| Problem to solve |
Determine which lines of the records include the word "true", and copy them.

===== Given records

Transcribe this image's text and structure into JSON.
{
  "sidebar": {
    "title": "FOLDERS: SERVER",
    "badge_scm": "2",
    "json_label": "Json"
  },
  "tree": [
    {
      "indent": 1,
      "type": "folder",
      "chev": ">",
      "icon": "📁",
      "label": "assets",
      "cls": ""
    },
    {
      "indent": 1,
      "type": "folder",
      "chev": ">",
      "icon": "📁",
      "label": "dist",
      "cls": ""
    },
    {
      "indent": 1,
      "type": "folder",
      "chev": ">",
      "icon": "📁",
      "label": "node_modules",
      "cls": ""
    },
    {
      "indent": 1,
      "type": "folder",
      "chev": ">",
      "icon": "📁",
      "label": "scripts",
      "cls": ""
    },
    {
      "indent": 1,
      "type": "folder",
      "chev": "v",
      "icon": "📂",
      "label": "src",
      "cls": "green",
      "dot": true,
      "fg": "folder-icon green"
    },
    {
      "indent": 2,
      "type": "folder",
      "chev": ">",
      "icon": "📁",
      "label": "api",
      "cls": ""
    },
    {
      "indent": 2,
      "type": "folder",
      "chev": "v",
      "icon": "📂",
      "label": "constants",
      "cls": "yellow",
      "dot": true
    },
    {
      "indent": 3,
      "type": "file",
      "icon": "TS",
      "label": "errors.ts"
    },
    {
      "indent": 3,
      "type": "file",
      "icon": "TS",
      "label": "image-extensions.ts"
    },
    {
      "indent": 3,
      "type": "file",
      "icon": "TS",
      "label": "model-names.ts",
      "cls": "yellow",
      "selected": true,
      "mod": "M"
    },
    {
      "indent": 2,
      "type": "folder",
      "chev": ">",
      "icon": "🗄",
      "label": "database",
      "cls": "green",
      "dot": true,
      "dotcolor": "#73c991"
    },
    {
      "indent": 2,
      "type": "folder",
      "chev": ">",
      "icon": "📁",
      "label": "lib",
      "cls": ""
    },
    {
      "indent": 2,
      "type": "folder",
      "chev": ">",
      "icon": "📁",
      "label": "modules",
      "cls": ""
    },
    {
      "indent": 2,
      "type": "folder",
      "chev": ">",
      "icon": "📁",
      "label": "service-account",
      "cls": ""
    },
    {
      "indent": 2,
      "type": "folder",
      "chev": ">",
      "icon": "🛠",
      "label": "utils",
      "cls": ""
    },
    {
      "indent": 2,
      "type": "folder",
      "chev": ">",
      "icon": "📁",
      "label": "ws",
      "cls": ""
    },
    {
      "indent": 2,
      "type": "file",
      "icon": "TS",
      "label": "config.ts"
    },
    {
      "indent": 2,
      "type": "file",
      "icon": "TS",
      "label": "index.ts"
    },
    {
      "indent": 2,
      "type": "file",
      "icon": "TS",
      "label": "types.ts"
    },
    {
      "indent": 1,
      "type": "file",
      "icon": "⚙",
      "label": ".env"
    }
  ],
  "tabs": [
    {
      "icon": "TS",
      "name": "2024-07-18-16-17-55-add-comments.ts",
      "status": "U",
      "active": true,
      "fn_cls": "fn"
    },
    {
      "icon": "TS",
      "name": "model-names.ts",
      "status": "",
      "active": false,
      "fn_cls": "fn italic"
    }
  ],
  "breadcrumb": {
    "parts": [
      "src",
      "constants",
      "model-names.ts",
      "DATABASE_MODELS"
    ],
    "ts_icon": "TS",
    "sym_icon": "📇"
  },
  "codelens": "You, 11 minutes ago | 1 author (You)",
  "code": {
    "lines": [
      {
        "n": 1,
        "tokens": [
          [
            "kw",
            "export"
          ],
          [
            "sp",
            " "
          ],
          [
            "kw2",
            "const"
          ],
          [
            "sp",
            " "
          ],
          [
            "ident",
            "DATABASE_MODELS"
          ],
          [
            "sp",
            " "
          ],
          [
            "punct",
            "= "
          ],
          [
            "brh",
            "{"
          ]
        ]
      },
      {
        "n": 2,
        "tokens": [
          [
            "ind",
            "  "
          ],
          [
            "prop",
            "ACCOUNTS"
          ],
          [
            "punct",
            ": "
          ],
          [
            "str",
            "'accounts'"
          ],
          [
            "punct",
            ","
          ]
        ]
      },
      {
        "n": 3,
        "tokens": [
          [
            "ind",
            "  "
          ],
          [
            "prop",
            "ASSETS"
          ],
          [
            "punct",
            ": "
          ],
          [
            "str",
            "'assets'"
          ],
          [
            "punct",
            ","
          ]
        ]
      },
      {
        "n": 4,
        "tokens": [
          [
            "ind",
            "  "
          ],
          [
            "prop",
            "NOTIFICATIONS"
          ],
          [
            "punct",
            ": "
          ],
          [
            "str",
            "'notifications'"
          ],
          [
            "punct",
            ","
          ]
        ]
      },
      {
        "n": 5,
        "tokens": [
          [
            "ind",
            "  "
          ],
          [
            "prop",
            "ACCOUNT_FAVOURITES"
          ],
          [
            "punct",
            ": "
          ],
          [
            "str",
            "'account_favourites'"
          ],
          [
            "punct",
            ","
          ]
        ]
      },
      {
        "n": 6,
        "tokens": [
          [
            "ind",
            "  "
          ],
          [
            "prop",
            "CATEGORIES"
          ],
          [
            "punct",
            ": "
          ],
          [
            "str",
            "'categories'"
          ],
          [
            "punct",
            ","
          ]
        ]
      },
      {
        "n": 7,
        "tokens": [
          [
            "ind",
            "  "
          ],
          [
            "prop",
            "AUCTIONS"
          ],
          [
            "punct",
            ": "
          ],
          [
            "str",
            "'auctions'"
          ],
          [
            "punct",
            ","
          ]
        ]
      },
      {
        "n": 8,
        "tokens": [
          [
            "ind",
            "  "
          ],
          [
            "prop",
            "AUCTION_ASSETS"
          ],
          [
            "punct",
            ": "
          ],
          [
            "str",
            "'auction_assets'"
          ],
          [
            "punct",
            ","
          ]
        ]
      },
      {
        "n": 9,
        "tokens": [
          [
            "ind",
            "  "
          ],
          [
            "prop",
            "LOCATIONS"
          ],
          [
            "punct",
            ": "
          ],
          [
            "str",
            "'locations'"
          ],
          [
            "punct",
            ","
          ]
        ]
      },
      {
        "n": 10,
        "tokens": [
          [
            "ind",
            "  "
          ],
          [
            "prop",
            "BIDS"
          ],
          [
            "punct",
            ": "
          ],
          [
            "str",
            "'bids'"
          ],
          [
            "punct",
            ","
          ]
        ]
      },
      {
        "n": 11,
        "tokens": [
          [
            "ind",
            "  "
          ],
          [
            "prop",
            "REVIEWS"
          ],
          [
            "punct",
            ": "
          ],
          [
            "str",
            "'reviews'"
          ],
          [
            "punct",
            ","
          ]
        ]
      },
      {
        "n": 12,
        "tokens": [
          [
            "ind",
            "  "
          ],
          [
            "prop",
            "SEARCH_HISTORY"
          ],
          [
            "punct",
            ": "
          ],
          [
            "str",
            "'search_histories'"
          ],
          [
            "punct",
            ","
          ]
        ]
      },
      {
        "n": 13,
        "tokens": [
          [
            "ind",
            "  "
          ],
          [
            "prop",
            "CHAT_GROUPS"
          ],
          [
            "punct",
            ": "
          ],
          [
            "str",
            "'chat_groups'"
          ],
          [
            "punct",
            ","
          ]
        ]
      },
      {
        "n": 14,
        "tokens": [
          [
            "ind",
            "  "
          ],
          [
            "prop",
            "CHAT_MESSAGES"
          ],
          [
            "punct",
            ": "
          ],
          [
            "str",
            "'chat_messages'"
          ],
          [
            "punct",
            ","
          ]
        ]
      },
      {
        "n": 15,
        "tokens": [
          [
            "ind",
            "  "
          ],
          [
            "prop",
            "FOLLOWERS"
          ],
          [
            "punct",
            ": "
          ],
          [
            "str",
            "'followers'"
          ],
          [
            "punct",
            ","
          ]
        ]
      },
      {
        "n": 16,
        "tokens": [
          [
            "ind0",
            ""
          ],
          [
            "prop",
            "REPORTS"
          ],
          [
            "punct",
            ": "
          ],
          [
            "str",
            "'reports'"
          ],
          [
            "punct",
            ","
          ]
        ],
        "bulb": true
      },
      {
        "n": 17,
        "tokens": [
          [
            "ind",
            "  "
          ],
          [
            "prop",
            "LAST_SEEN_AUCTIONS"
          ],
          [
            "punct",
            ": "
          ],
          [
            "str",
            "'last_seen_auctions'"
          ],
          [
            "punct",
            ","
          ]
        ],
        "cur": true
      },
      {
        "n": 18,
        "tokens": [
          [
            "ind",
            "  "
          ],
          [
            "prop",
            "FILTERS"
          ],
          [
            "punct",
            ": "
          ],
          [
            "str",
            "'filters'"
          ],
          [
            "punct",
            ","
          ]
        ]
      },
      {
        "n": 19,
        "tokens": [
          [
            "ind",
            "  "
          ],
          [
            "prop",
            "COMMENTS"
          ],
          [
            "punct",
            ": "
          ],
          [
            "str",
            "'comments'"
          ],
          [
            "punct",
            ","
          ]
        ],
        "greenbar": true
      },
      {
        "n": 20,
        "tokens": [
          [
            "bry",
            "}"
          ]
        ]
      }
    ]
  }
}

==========

| Exercise output |
      "dot": true,
      "dot": true
      "selected": true,
      "dot": true,
      "active": true,
        "bulb": true
        "cur": true
        "greenbar": true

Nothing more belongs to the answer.